**Assignment**
Which lines in the data below contain the word "time"? Return each of them.

- - - -

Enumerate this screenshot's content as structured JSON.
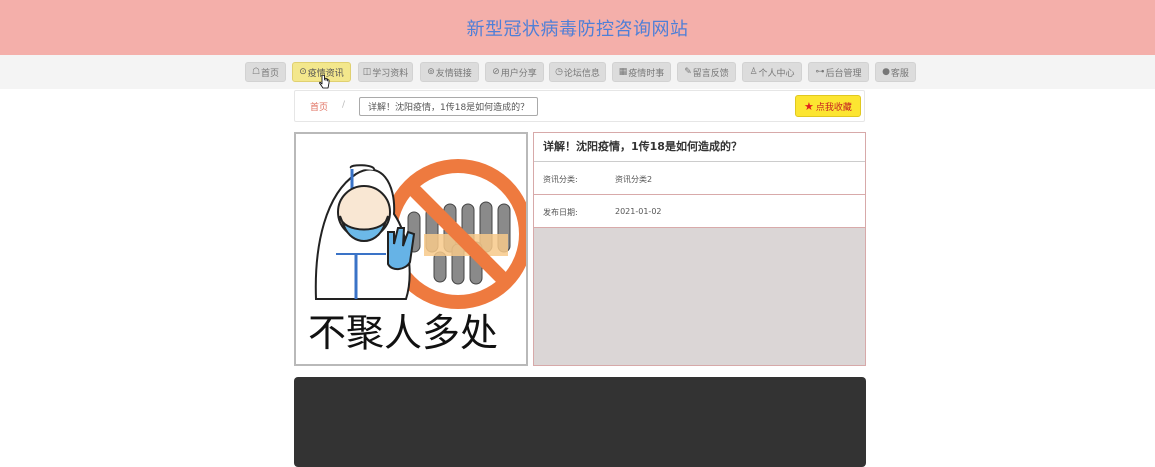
{
  "site": {
    "title": "新型冠状病毒防控咨询网站"
  },
  "nav": {
    "items": [
      {
        "icon": "☖",
        "label": "首页"
      },
      {
        "icon": "⊙",
        "label": "疫情资讯"
      },
      {
        "icon": "◫",
        "label": "学习资料"
      },
      {
        "icon": "⊚",
        "label": "友情链接"
      },
      {
        "icon": "⊘",
        "label": "用户分享"
      },
      {
        "icon": "◷",
        "label": "论坛信息"
      },
      {
        "icon": "▦",
        "label": "疫情时事"
      },
      {
        "icon": "✎",
        "label": "留言反馈"
      },
      {
        "icon": "♙",
        "label": "个人中心"
      },
      {
        "icon": "⊶",
        "label": "后台管理"
      },
      {
        "icon": "●",
        "label": "客服"
      }
    ],
    "active_index": 1
  },
  "breadcrumb": {
    "home": "首页",
    "separator": "/",
    "current": "详解！沈阳疫情，1传18是如何造成的？"
  },
  "favorite_button": {
    "label": "点我收藏"
  },
  "image": {
    "caption": "不聚人多处"
  },
  "detail": {
    "title": "详解！沈阳疫情，1传18是如何造成的？",
    "rows": [
      {
        "label": "资讯分类:",
        "value": "资讯分类2"
      },
      {
        "label": "发布日期:",
        "value": "2021-01-02"
      }
    ]
  },
  "colors": {
    "header_bg": "#f4afaa",
    "title_color": "#4f7fd7",
    "nav_active": "#f3e78c",
    "favorite_bg": "#fce531"
  }
}
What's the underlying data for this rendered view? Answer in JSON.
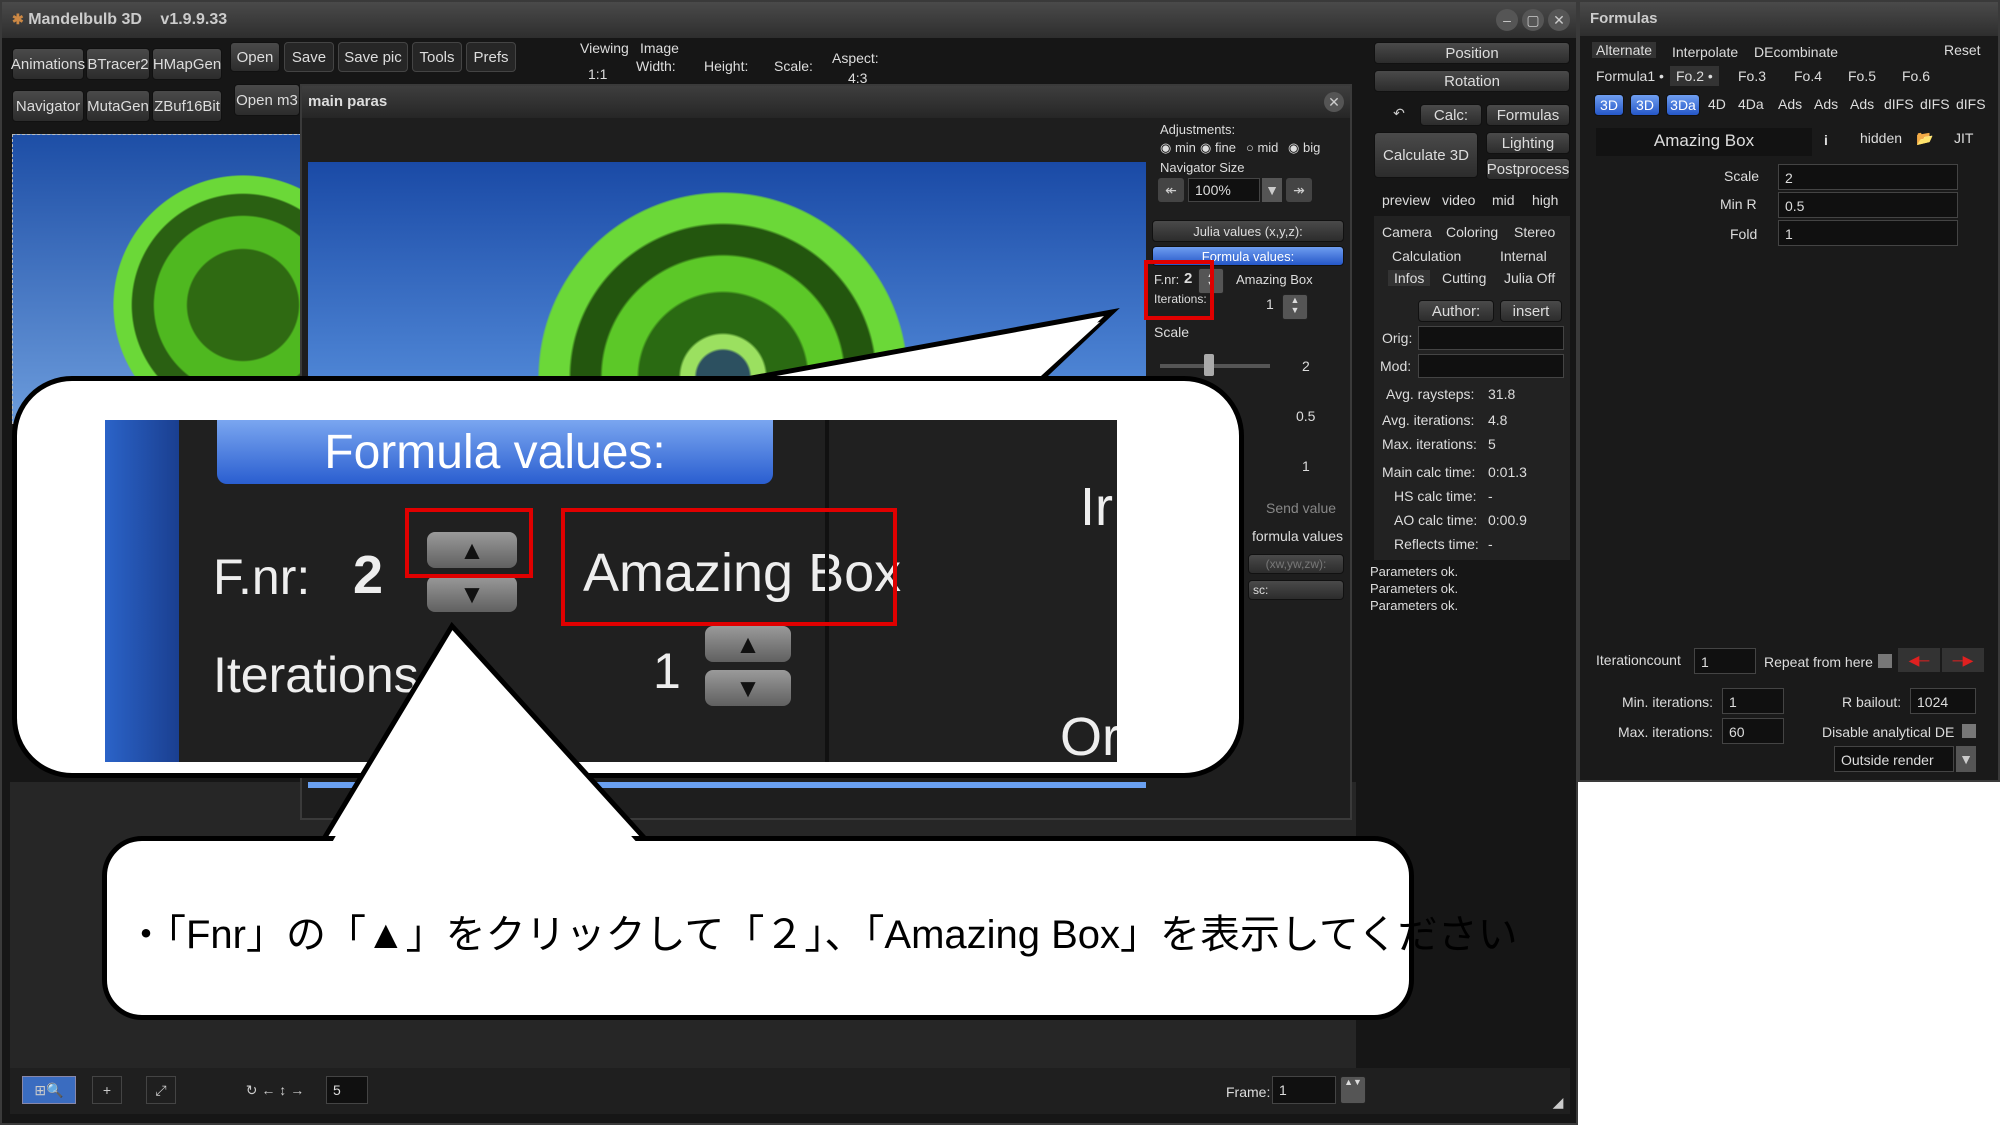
{
  "main_window": {
    "app_title": "Mandelbulb 3D",
    "version": "v1.9.9.33",
    "toolbar_row1": [
      "Animations",
      "BTracer2",
      "HMapGen"
    ],
    "toolbar_row2": [
      "Navigator",
      "MutaGen",
      "ZBuf16Bit"
    ],
    "menu": [
      "Open",
      "Save",
      "Save pic",
      "Tools",
      "Prefs"
    ],
    "open_m3": "Open m3",
    "viewing_label": "Viewing",
    "viewing_value": "1:1",
    "image_label": "Image",
    "width_label": "Width:",
    "height_label": "Height:",
    "scale_label": "Scale:",
    "aspect_label": "Aspect:",
    "aspect_value": "4:3"
  },
  "right_panel": {
    "position": "Position",
    "rotation": "Rotation",
    "calc": "Calc:",
    "formulas": "Formulas",
    "calculate_3d": "Calculate 3D",
    "lighting": "Lighting",
    "postprocess": "Postprocess",
    "quality": [
      "preview",
      "video",
      "mid",
      "high"
    ],
    "tabs_row1": [
      "Camera",
      "Coloring",
      "Stereo"
    ],
    "tabs_row2": [
      "Calculation",
      "Internal"
    ],
    "tabs_row3": [
      "Infos",
      "Cutting",
      "Julia Off"
    ],
    "author": "Author:",
    "insert": "insert",
    "orig_label": "Orig:",
    "mod_label": "Mod:",
    "stats": [
      {
        "label": "Avg. raysteps:",
        "value": "31.8"
      },
      {
        "label": "Avg. iterations:",
        "value": "4.8"
      },
      {
        "label": "Max. iterations:",
        "value": "5"
      },
      {
        "label": "Main calc time:",
        "value": "0:01.3"
      },
      {
        "label": "HS calc time:",
        "value": "-"
      },
      {
        "label": "AO calc time:",
        "value": "0:00.9"
      },
      {
        "label": "Reflects time:",
        "value": "-"
      }
    ],
    "log": [
      "Parameters ok.",
      "Parameters ok.",
      "Parameters ok."
    ]
  },
  "main_paras": {
    "title": "main paras",
    "adjustments": "Adjustments:",
    "adj_options": [
      "min",
      "fine",
      "mid",
      "big"
    ],
    "navigator_size": "Navigator Size",
    "nav_size_value": "100%",
    "julia_values": "Julia values (x,y,z):",
    "formula_values": "Formula values:",
    "fnr_label": "F.nr:",
    "fnr_value": "2",
    "formula_name": "Amazing Box",
    "iterations_label": "Iterations:",
    "iterations_value": "1",
    "scale_label": "Scale",
    "scale_value": "2",
    "val2": "0.5",
    "val3": "1",
    "send_value": "Send value",
    "formula_values_small": "formula values",
    "xwywzw": "(xw,yw,zw):",
    "sc": "sc:"
  },
  "status_bar": {
    "step_value": "5",
    "frame_label": "Frame:",
    "frame_value": "1"
  },
  "formulas_window": {
    "title": "Formulas",
    "tabs": [
      "Alternate",
      "Interpolate",
      "DEcombinate"
    ],
    "reset": "Reset",
    "formula_tabs": [
      "Formula1 •",
      "Fo.2 •",
      "Fo.3",
      "Fo.4",
      "Fo.5",
      "Fo.6"
    ],
    "mode_buttons": [
      "3D",
      "3D",
      "3Da",
      "4D",
      "4Da",
      "Ads",
      "Ads",
      "Ads",
      "dIFS",
      "dIFS",
      "dIFS"
    ],
    "formula_name": "Amazing Box",
    "info_icon": "i",
    "hidden": "hidden",
    "jit": "JIT",
    "params": [
      {
        "label": "Scale",
        "value": "2"
      },
      {
        "label": "Min R",
        "value": "0.5"
      },
      {
        "label": "Fold",
        "value": "1"
      }
    ],
    "iterationcount_label": "Iterationcount",
    "iterationcount_value": "1",
    "repeat_from_here": "Repeat from here",
    "min_iter_label": "Min. iterations:",
    "min_iter_value": "1",
    "max_iter_label": "Max. iterations:",
    "max_iter_value": "60",
    "r_bailout_label": "R bailout:",
    "r_bailout_value": "1024",
    "disable_de": "Disable analytical DE",
    "outside_render": "Outside render"
  },
  "zoom_callout": {
    "formula_values": "Formula values:",
    "fnr_label": "F.nr:",
    "fnr_value": "2",
    "formula_name": "Amazing Box",
    "iterations_label": "Iterations",
    "iterations_value": "1",
    "cut_text1": "Ir",
    "cut_text2": "Or"
  },
  "instruction": {
    "text": "・「Fnr」の「▲」をクリックして「２」、「Amazing Box」を表示してください"
  }
}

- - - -

**Solution to this problem**
        "label": "Main calc time:",
        "label": "HS calc time:",
        "label": "AO calc time:",
        "label": "Reflects time:",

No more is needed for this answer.